The skills, networking, and experience I gained from being a part of Tech Under 20 has given me a competitive advantage as I prepare to enter the modern job market.

Tech Under 20 has helped me to work towards achieving my personal goal of becoming a software developer. By surrounding me with a community of successful young adults which share my passion for technology, the organization has inspired me to push myself, and always keep learning. The work experience I gained from my employment with Silicon Halton has made me more marketable in the eyes of potential employers. This enabled me to gain a footing in the computer science industry, this year I was able to secure myself a co-op position working at the Royal Bank of Canada as a Technical Systems Analyst. In conclusion, the skills, networking, and experience I gained from being a part of Tech Under 20 has given me a competitive advantage as I prepare to enter the modern job market. Ultimately, it has taken me one step further along on my journey to becoming a software developer.

 

Silicon Halton TU20s Summer Internships stories:

Thank you for sharing your story Griffin Yacynuk! Look for our upcoming story next Monday!

Mohammed Eseifan – Embedded Systems Engineer Intern at Geotab

Mohammed – Embedded Systems Engineer Intern at Geotab

Griffin Yacynuk – Technical Systems Analyst Intern at RBC

Denys – Software Engineer Intern at Geotab

Ken – Website Designer/ IT support assistant at Halton Industry Education Council (HIEC)

Celine- Media Assistant at Halton Industry Education Council (HIEC)

Vikram – Web developer Intern at View IT

Silicon Halton TU20

Since it’s founding in 2009, Silicon Halton has brought together over 1400+ members, hosting 90+ events. Cofounded by Chris Herbert, Rick Stomphorst and Reema Duggal, Silicon Halton is going strong 8 years later.

In 2015, Silicon Halton had its first TU20 event called: “Developing Talent, Discovering Opportunities”. Since then, TU20 have hosted a number of programs and in school activities, for more information you can visit our website.

Alanon Alateen Oakville Ontario Effects of Alcoholism Family Chaos Help
Advertisement

Tags:

, , , , , , , , ,


Readers Comments (0)




Please note: Comment moderation is enabled and may delay your comment.
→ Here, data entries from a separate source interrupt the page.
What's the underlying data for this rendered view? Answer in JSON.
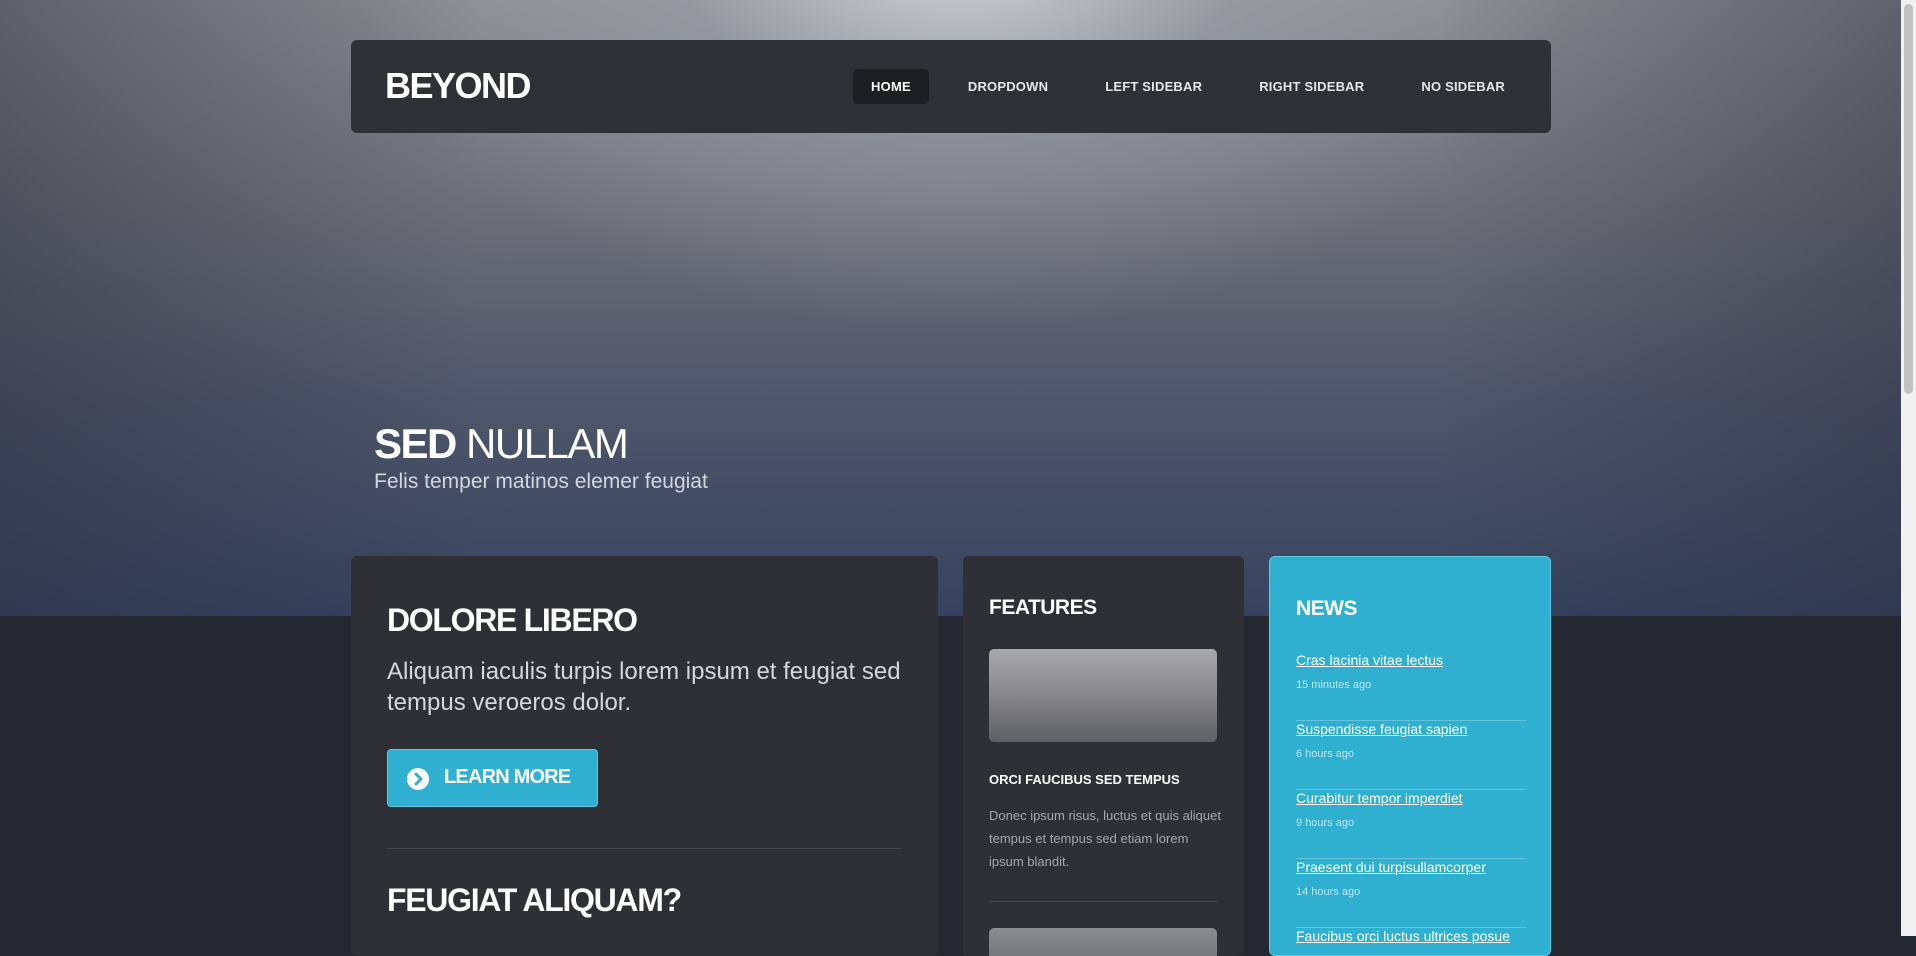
{
  "site": {
    "logo": "BEYOND"
  },
  "nav": {
    "items": [
      {
        "label": "HOME",
        "active": true
      },
      {
        "label": "DROPDOWN",
        "active": false
      },
      {
        "label": "LEFT SIDEBAR",
        "active": false
      },
      {
        "label": "RIGHT SIDEBAR",
        "active": false
      },
      {
        "label": "NO SIDEBAR",
        "active": false
      }
    ]
  },
  "hero": {
    "title_bold": "SED",
    "title_light": "NULLAM",
    "subtitle": "Felis temper matinos elemer feugiat"
  },
  "main": {
    "heading": "DOLORE LIBERO",
    "text": "Aliquam iaculis turpis lorem ipsum et feugiat sed tempus veroeros dolor.",
    "button_label": "LEARN MORE",
    "heading2": "FEUGIAT ALIQUAM?"
  },
  "features": {
    "heading": "FEATURES",
    "item_title": "ORCI FAUCIBUS SED TEMPUS",
    "item_text": "Donec ipsum risus, luctus et quis aliquet tempus et tempus sed etiam lorem ipsum blandit."
  },
  "news": {
    "heading": "NEWS",
    "items": [
      {
        "title": "Cras lacinia vitae lectus",
        "time": "15 minutes ago"
      },
      {
        "title": "Suspendisse feugiat sapien",
        "time": "6 hours ago"
      },
      {
        "title": "Curabitur tempor imperdiet",
        "time": "9 hours ago"
      },
      {
        "title": "Praesent dui turpisullamcorper",
        "time": "14 hours ago"
      },
      {
        "title": "Faucibus orci luctus ultrices posue",
        "time": ""
      }
    ]
  },
  "colors": {
    "accent": "#2fb0d0",
    "panel": "#2e3036",
    "page_bg": "#252830"
  }
}
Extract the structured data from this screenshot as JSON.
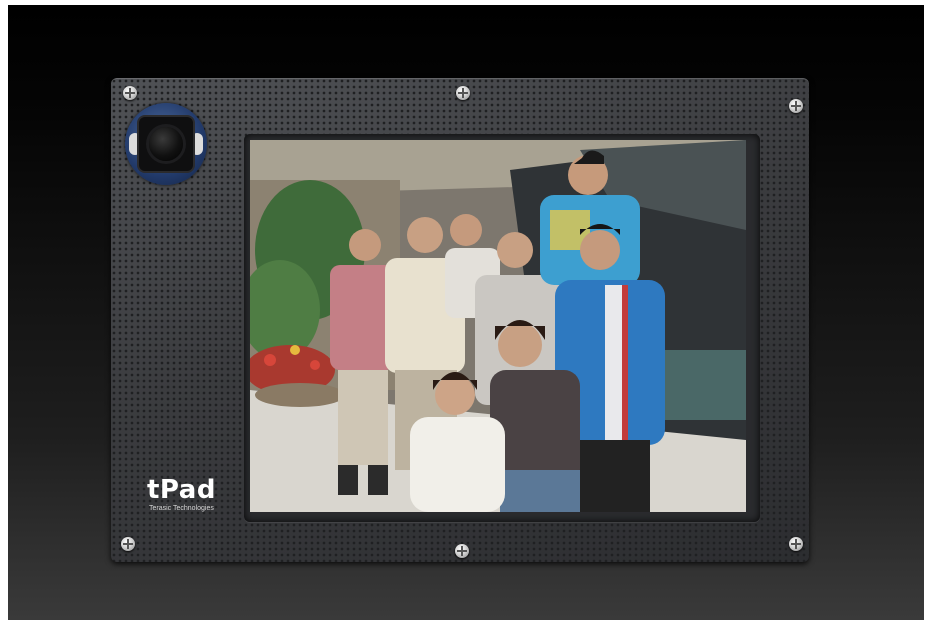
{
  "device": {
    "brand_name": "tPad",
    "brand_subtitle": "Terasic Technologies"
  },
  "screen": {
    "content": "group-photo"
  },
  "colors": {
    "panel": "#3b3c3f",
    "background_top": "#000000",
    "background_bottom": "#3a3a3a",
    "camera_ring": "#223a6a"
  }
}
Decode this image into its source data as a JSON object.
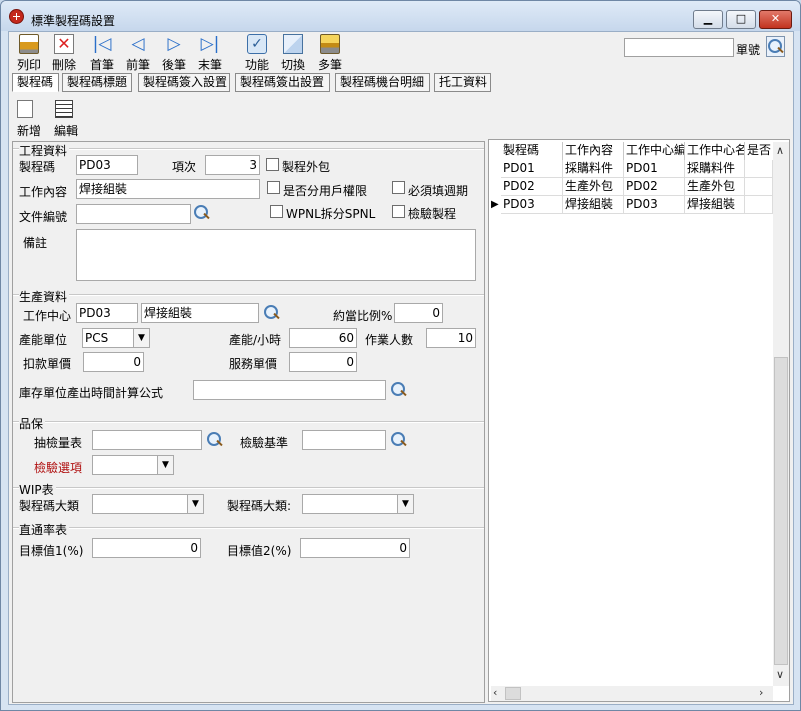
{
  "window": {
    "title": "標準製程碼設置"
  },
  "toolbar": [
    {
      "id": "print",
      "label": "列印",
      "icon": "printer-icon"
    },
    {
      "id": "delete",
      "label": "刪除",
      "icon": "delete-icon"
    },
    {
      "id": "first",
      "label": "首筆",
      "icon": "first-record-icon"
    },
    {
      "id": "prev",
      "label": "前筆",
      "icon": "previous-record-icon"
    },
    {
      "id": "next",
      "label": "後筆",
      "icon": "next-record-icon"
    },
    {
      "id": "last",
      "label": "末筆",
      "icon": "last-record-icon"
    },
    {
      "id": "func",
      "label": "功能",
      "icon": "function-icon"
    },
    {
      "id": "switch",
      "label": "切換",
      "icon": "switch-icon"
    },
    {
      "id": "multi",
      "label": "多筆",
      "icon": "multi-record-icon"
    }
  ],
  "toolbar_glyphs": {
    "delete": "✕",
    "first": "|◁",
    "prev": "◁",
    "next": "▷",
    "last": "▷|",
    "func": "✓"
  },
  "doc_search": {
    "label": "單號",
    "value": ""
  },
  "tabs": [
    "製程碼",
    "製程碼標題",
    "製程碼簽入設置",
    "製程碼簽出設置",
    "製程碼機台明細",
    "托工資料"
  ],
  "actions": [
    {
      "id": "new",
      "label": "新增",
      "icon": "new-document-icon"
    },
    {
      "id": "edit",
      "label": "編輯",
      "icon": "edit-icon"
    }
  ],
  "engineering": {
    "section": "工程資料",
    "code_label": "製程碼",
    "code_value": "PD03",
    "seq_label": "項次",
    "seq_value": "3",
    "outsource_label": "製程外包",
    "outsource_checked": false,
    "content_label": "工作內容",
    "content_value": "焊接組裝",
    "user_perm_label": "是否分用戶權限",
    "user_perm_checked": false,
    "required_label": "必須填週期",
    "required_checked": false,
    "doc_label": "文件編號",
    "doc_value": "",
    "wpnl_label": "WPNL拆分SPNL",
    "wpnl_checked": false,
    "inspect_label": "檢驗製程",
    "inspect_checked": false,
    "remark_label": "備註",
    "remark_value": ""
  },
  "production": {
    "section": "生產資料",
    "wc_label": "工作中心",
    "wc_code": "PD03",
    "wc_name": "焊接組裝",
    "ratio_label": "約當比例%",
    "ratio_value": "0",
    "unit_label": "產能單位",
    "unit_value": "PCS",
    "per_hour_label": "產能/小時",
    "per_hour_value": "60",
    "workers_label": "作業人數",
    "workers_value": "10",
    "deduct_label": "扣款單價",
    "deduct_value": "0",
    "service_label": "服務單價",
    "service_value": "0",
    "formula_label": "庫存單位產出時間計算公式",
    "formula_value": ""
  },
  "qa": {
    "section": "品保",
    "sampling_label": "抽檢量表",
    "sampling_value": "",
    "standard_label": "檢驗基準",
    "standard_value": "",
    "option_label": "檢驗選項",
    "option_value": ""
  },
  "wip": {
    "section": "WIP表",
    "cat1_label": "製程碼大類",
    "cat1_value": "",
    "cat2_label": "製程碼大類:",
    "cat2_value": ""
  },
  "yield": {
    "section": "直通率表",
    "target1_label": "目標值1(%)",
    "target1_value": "0",
    "target2_label": "目標值2(%)",
    "target2_value": "0"
  },
  "grid": {
    "columns": [
      "製程碼",
      "工作內容",
      "工作中心編",
      "工作中心名",
      "是否"
    ],
    "rows": [
      [
        "PD01",
        "採購料件",
        "PD01",
        "採購料件",
        ""
      ],
      [
        "PD02",
        "生產外包",
        "PD02",
        "生產外包",
        ""
      ],
      [
        "PD03",
        "焊接組裝",
        "PD03",
        "焊接組裝",
        ""
      ]
    ],
    "current_row": 2
  }
}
There is no need to resubmit your comment.

%d bloggers like this: